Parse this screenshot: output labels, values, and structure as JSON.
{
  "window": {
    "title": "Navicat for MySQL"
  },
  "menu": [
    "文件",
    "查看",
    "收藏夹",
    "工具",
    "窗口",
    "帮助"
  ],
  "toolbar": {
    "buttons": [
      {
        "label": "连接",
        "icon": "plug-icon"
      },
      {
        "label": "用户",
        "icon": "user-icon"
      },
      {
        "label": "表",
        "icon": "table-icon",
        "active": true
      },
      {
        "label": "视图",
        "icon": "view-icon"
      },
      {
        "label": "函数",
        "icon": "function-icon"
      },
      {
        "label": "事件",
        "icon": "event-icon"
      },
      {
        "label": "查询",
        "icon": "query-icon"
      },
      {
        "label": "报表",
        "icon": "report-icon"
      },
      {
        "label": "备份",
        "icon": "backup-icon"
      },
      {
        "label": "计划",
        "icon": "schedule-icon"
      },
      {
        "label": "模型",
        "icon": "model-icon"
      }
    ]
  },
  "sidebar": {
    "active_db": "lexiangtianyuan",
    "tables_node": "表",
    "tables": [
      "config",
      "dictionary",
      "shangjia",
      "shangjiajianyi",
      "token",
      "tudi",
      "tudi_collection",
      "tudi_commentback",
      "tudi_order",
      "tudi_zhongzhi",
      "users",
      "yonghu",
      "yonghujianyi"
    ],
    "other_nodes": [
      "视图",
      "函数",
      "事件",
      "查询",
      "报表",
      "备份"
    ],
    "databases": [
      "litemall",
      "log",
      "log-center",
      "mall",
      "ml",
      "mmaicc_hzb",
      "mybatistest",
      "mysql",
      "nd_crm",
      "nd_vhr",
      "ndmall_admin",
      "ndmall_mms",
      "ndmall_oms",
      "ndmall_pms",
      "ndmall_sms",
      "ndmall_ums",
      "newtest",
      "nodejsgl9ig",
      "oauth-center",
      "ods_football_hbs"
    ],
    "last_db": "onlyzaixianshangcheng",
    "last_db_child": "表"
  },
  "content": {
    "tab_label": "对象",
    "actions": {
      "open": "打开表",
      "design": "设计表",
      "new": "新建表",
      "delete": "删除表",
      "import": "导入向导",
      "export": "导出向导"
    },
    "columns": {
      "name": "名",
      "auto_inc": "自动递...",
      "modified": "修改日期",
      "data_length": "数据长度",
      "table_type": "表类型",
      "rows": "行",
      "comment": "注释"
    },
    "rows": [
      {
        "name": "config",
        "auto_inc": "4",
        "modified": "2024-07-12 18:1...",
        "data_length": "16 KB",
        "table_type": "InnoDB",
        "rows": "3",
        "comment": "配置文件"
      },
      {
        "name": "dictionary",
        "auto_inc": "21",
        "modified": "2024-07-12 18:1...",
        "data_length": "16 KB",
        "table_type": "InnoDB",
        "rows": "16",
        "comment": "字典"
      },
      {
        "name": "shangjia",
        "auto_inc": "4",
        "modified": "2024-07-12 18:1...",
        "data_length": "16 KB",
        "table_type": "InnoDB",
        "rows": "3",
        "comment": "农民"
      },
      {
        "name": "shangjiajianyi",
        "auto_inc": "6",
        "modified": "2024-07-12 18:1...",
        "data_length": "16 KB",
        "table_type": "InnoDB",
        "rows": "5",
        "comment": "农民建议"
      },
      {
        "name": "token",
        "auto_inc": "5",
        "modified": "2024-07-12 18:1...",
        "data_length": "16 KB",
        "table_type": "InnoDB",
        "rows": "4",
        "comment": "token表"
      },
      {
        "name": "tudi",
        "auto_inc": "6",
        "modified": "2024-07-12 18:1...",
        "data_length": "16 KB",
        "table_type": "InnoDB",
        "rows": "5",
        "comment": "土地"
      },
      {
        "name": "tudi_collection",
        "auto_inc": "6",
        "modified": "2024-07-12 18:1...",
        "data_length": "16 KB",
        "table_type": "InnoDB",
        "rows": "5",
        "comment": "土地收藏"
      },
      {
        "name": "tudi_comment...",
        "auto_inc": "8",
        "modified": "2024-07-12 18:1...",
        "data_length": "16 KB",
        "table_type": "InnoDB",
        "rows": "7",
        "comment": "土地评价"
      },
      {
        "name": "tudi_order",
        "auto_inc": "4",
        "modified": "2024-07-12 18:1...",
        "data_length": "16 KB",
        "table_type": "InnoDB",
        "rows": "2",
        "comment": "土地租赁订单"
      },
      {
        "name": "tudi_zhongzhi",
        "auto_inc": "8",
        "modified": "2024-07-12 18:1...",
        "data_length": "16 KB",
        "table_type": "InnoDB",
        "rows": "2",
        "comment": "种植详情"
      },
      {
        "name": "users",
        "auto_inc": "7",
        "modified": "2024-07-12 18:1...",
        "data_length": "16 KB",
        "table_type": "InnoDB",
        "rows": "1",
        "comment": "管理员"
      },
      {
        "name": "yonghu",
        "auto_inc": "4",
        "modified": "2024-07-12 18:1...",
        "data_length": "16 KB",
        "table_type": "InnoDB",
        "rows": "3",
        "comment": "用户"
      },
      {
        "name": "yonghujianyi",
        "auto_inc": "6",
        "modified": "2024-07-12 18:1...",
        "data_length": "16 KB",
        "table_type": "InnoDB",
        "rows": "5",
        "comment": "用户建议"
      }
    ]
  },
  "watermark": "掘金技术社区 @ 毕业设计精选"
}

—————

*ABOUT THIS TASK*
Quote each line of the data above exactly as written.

*TASK SOLUTION*
Parse this screenshot: output labels, values, and structure as JSON.
{
  "window": {
    "title": "Navicat for MySQL"
  },
  "menu": [
    "文件",
    "查看",
    "收藏夹",
    "工具",
    "窗口",
    "帮助"
  ],
  "toolbar": {
    "buttons": [
      {
        "label": "连接",
        "icon": "plug-icon"
      },
      {
        "label": "用户",
        "icon": "user-icon"
      },
      {
        "label": "表",
        "icon": "table-icon",
        "active": true
      },
      {
        "label": "视图",
        "icon": "view-icon"
      },
      {
        "label": "函数",
        "icon": "function-icon"
      },
      {
        "label": "事件",
        "icon": "event-icon"
      },
      {
        "label": "查询",
        "icon": "query-icon"
      },
      {
        "label": "报表",
        "icon": "report-icon"
      },
      {
        "label": "备份",
        "icon": "backup-icon"
      },
      {
        "label": "计划",
        "icon": "schedule-icon"
      },
      {
        "label": "模型",
        "icon": "model-icon"
      }
    ]
  },
  "sidebar": {
    "active_db": "lexiangtianyuan",
    "tables_node": "表",
    "tables": [
      "config",
      "dictionary",
      "shangjia",
      "shangjiajianyi",
      "token",
      "tudi",
      "tudi_collection",
      "tudi_commentback",
      "tudi_order",
      "tudi_zhongzhi",
      "users",
      "yonghu",
      "yonghujianyi"
    ],
    "other_nodes": [
      "视图",
      "函数",
      "事件",
      "查询",
      "报表",
      "备份"
    ],
    "databases": [
      "litemall",
      "log",
      "log-center",
      "mall",
      "ml",
      "mmaicc_hzb",
      "mybatistest",
      "mysql",
      "nd_crm",
      "nd_vhr",
      "ndmall_admin",
      "ndmall_mms",
      "ndmall_oms",
      "ndmall_pms",
      "ndmall_sms",
      "ndmall_ums",
      "newtest",
      "nodejsgl9ig",
      "oauth-center",
      "ods_football_hbs"
    ],
    "last_db": "onlyzaixianshangcheng",
    "last_db_child": "表"
  },
  "content": {
    "tab_label": "对象",
    "actions": {
      "open": "打开表",
      "design": "设计表",
      "new": "新建表",
      "delete": "删除表",
      "import": "导入向导",
      "export": "导出向导"
    },
    "columns": {
      "name": "名",
      "auto_inc": "自动递...",
      "modified": "修改日期",
      "data_length": "数据长度",
      "table_type": "表类型",
      "rows": "行",
      "comment": "注释"
    },
    "rows": [
      {
        "name": "config",
        "auto_inc": "4",
        "modified": "2024-07-12 18:1...",
        "data_length": "16 KB",
        "table_type": "InnoDB",
        "rows": "3",
        "comment": "配置文件"
      },
      {
        "name": "dictionary",
        "auto_inc": "21",
        "modified": "2024-07-12 18:1...",
        "data_length": "16 KB",
        "table_type": "InnoDB",
        "rows": "16",
        "comment": "字典"
      },
      {
        "name": "shangjia",
        "auto_inc": "4",
        "modified": "2024-07-12 18:1...",
        "data_length": "16 KB",
        "table_type": "InnoDB",
        "rows": "3",
        "comment": "农民"
      },
      {
        "name": "shangjiajianyi",
        "auto_inc": "6",
        "modified": "2024-07-12 18:1...",
        "data_length": "16 KB",
        "table_type": "InnoDB",
        "rows": "5",
        "comment": "农民建议"
      },
      {
        "name": "token",
        "auto_inc": "5",
        "modified": "2024-07-12 18:1...",
        "data_length": "16 KB",
        "table_type": "InnoDB",
        "rows": "4",
        "comment": "token表"
      },
      {
        "name": "tudi",
        "auto_inc": "6",
        "modified": "2024-07-12 18:1...",
        "data_length": "16 KB",
        "table_type": "InnoDB",
        "rows": "5",
        "comment": "土地"
      },
      {
        "name": "tudi_collection",
        "auto_inc": "6",
        "modified": "2024-07-12 18:1...",
        "data_length": "16 KB",
        "table_type": "InnoDB",
        "rows": "5",
        "comment": "土地收藏"
      },
      {
        "name": "tudi_comment...",
        "auto_inc": "8",
        "modified": "2024-07-12 18:1...",
        "data_length": "16 KB",
        "table_type": "InnoDB",
        "rows": "7",
        "comment": "土地评价"
      },
      {
        "name": "tudi_order",
        "auto_inc": "4",
        "modified": "2024-07-12 18:1...",
        "data_length": "16 KB",
        "table_type": "InnoDB",
        "rows": "2",
        "comment": "土地租赁订单"
      },
      {
        "name": "tudi_zhongzhi",
        "auto_inc": "8",
        "modified": "2024-07-12 18:1...",
        "data_length": "16 KB",
        "table_type": "InnoDB",
        "rows": "2",
        "comment": "种植详情"
      },
      {
        "name": "users",
        "auto_inc": "7",
        "modified": "2024-07-12 18:1...",
        "data_length": "16 KB",
        "table_type": "InnoDB",
        "rows": "1",
        "comment": "管理员"
      },
      {
        "name": "yonghu",
        "auto_inc": "4",
        "modified": "2024-07-12 18:1...",
        "data_length": "16 KB",
        "table_type": "InnoDB",
        "rows": "3",
        "comment": "用户"
      },
      {
        "name": "yonghujianyi",
        "auto_inc": "6",
        "modified": "2024-07-12 18:1...",
        "data_length": "16 KB",
        "table_type": "InnoDB",
        "rows": "5",
        "comment": "用户建议"
      }
    ]
  },
  "watermark": "掘金技术社区 @ 毕业设计精选"
}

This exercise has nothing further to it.